┌─ RECORDS FOR THE EXERCISE

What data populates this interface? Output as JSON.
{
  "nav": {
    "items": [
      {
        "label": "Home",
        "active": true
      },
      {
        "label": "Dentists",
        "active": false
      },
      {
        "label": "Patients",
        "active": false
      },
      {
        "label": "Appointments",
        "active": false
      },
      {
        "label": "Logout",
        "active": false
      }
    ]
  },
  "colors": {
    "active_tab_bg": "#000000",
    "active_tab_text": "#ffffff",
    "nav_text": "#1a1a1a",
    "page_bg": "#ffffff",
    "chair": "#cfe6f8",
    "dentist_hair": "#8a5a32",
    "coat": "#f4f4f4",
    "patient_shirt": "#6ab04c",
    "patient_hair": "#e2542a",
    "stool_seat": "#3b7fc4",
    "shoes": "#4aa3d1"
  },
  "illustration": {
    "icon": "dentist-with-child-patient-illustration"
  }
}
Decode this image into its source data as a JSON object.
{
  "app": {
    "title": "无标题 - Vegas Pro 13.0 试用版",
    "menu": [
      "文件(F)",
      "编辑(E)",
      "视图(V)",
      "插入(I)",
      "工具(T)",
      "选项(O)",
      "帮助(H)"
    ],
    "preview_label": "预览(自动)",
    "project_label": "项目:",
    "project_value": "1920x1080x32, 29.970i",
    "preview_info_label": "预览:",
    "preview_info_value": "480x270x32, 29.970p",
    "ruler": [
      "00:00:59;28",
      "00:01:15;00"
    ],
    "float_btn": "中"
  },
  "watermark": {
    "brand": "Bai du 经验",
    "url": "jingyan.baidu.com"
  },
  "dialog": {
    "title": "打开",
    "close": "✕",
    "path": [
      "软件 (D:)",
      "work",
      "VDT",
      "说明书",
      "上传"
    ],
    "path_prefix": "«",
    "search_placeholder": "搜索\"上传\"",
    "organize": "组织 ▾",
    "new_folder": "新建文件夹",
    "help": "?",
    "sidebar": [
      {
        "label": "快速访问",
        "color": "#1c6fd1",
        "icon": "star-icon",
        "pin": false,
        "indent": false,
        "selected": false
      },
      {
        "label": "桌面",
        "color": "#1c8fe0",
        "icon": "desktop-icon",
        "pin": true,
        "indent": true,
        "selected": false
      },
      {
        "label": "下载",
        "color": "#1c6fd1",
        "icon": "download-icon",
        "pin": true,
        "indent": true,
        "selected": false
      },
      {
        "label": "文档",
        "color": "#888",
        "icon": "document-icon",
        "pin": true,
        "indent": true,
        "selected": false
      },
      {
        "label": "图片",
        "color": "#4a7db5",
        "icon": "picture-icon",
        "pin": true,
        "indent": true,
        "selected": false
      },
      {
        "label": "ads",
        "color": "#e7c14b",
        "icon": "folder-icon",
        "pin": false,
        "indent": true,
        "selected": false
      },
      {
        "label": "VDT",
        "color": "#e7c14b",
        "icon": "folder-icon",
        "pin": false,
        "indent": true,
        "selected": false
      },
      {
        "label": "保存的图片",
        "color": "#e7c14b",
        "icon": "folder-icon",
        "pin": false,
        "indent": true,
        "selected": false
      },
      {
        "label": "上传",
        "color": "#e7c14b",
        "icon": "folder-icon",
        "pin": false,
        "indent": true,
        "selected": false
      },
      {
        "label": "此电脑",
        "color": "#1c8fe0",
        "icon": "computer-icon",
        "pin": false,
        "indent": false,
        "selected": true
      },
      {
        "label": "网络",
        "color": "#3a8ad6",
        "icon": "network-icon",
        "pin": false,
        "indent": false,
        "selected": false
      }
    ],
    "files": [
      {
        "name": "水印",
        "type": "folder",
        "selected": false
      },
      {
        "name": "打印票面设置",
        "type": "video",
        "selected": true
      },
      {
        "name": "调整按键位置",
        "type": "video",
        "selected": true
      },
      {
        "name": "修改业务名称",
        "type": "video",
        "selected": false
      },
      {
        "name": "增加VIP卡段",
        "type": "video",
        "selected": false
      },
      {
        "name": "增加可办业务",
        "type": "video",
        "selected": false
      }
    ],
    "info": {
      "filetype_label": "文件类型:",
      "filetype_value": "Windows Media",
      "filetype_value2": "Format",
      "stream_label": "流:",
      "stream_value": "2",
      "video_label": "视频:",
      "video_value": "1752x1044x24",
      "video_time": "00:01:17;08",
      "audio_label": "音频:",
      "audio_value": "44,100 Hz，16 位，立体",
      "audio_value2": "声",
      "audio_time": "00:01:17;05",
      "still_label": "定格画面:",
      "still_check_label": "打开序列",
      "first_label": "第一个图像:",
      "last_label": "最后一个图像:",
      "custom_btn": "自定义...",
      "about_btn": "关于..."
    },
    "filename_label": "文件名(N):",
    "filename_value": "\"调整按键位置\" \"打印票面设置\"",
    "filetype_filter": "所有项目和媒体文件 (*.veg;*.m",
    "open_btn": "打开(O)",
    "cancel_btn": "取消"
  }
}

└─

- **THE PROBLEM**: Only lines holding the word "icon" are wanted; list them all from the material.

- **OUTPUT**:
    "icon": "dentist-with-child-patient-illustration"
        "icon": "star-icon",
        "icon": "desktop-icon",
        "icon": "download-icon",
        "icon": "document-icon",
        "icon": "picture-icon",
        "icon": "folder-icon",
        "icon": "folder-icon",
        "icon": "folder-icon",
        "icon": "folder-icon",
        "icon": "computer-icon",
        "icon": "network-icon",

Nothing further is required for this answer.